That’s a big rise on the 9.6 per cent losses during the winter of 2013/14 – but not as bad as the winter of 2012/13 when honey bee colonies suffered a 33.8 per cent death rate.

The BBKA said England’s honey bees are “still in trouble” – confirming fears that flowers, fruit and vegetables could suffer a pollination crisis in the future.

There were regional variations in losses. Worst hit was the west (18 per cent colony losses) followed by the north east at 15.5 per cent. Eastern areas of England lost 14.7 per cent of their bees.

The BBKA said “poor and variable weather, bee predators such as Varroa, and starvation due to lack of honey stored in the hive” are all suspected to have contributed to bee decline.

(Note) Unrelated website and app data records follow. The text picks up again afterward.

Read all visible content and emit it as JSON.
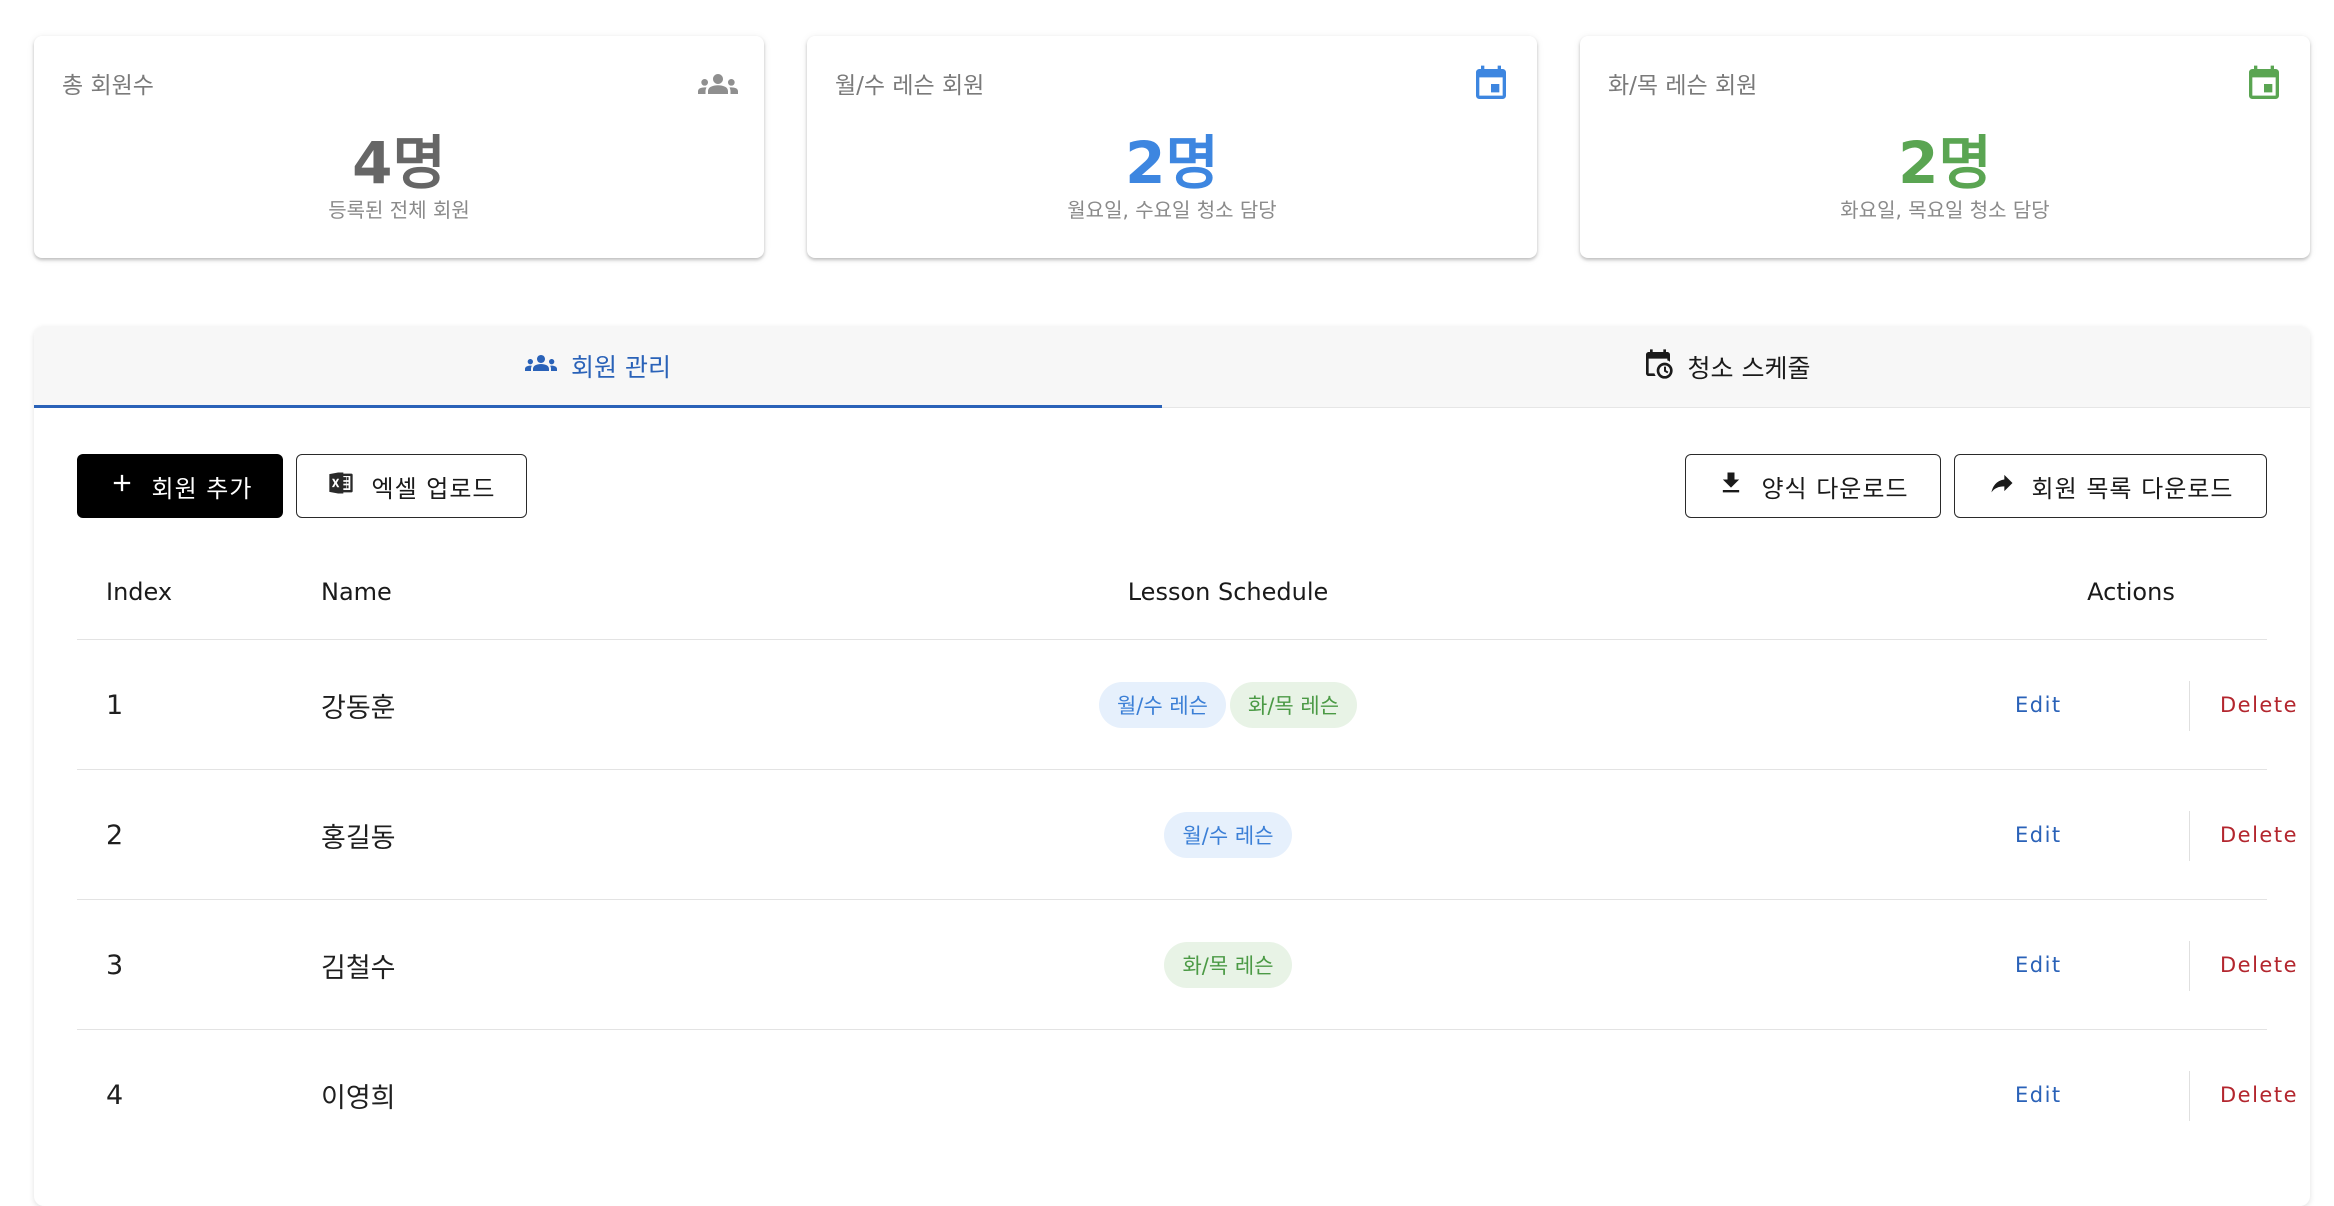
{
  "stats": {
    "total": {
      "title": "총 회원수",
      "value": "4명",
      "subtitle": "등록된 전체 회원",
      "icon": "people-icon",
      "color": "#666666"
    },
    "monwed": {
      "title": "월/수 레슨 회원",
      "value": "2명",
      "subtitle": "월요일, 수요일 청소 담당",
      "icon": "calendar-icon",
      "color": "#3d86e0"
    },
    "tuethu": {
      "title": "화/목 레슨 회원",
      "value": "2명",
      "subtitle": "화요일, 목요일 청소 담당",
      "icon": "calendar-icon",
      "color": "#5aa552"
    }
  },
  "tabs": [
    {
      "label": "회원 관리",
      "icon": "people-icon",
      "active": true
    },
    {
      "label": "청소 스케줄",
      "icon": "calendar-clock-icon",
      "active": false
    }
  ],
  "toolbar": {
    "add_member": "회원 추가",
    "excel_upload": "엑셀 업로드",
    "template_download": "양식 다운로드",
    "member_list_download": "회원 목록 다운로드"
  },
  "table": {
    "headers": {
      "index": "Index",
      "name": "Name",
      "schedule": "Lesson Schedule",
      "actions": "Actions"
    },
    "rows": [
      {
        "index": "1",
        "name": "강동훈",
        "chips": [
          "월/수 레슨",
          "화/목 레슨"
        ]
      },
      {
        "index": "2",
        "name": "홍길동",
        "chips": [
          "월/수 레슨"
        ]
      },
      {
        "index": "3",
        "name": "김철수",
        "chips": [
          "화/목 레슨"
        ]
      },
      {
        "index": "4",
        "name": "이영희",
        "chips": []
      }
    ],
    "edit_label": "Edit",
    "delete_label": "Delete"
  },
  "colors": {
    "accent": "#2a62b8",
    "monwed": "#3d86e0",
    "tuethu": "#5aa552",
    "delete": "#b3262e"
  }
}
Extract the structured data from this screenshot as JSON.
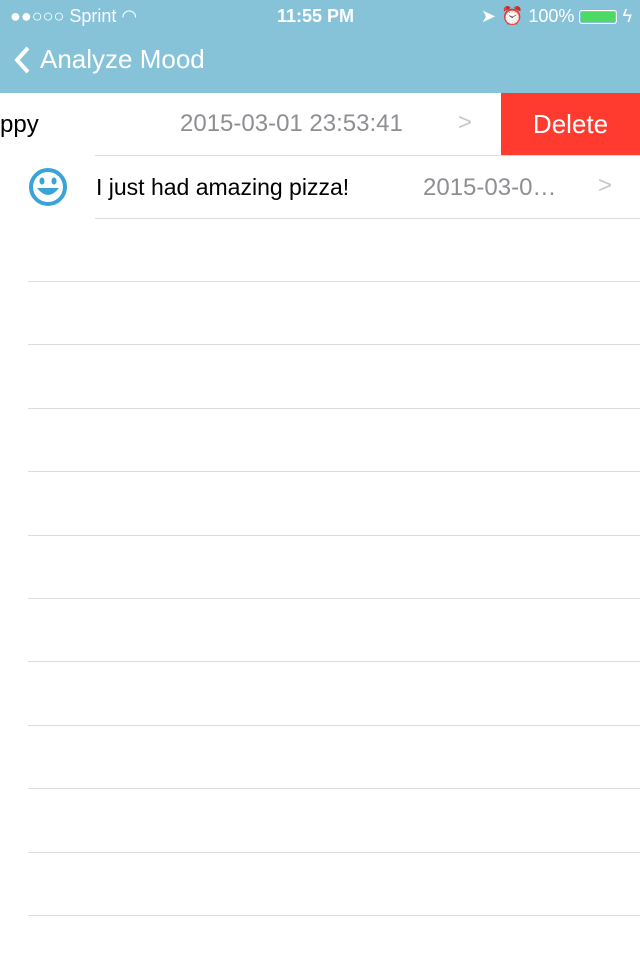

According to the BBKA’s report, three out of five British adults (63 per cent) are aware that honey bees are in decline and 86 per cent understood the vital role bees play in the health of the environment.

However, two-thirds of adults had little or no knowledge of what they can do to help bees.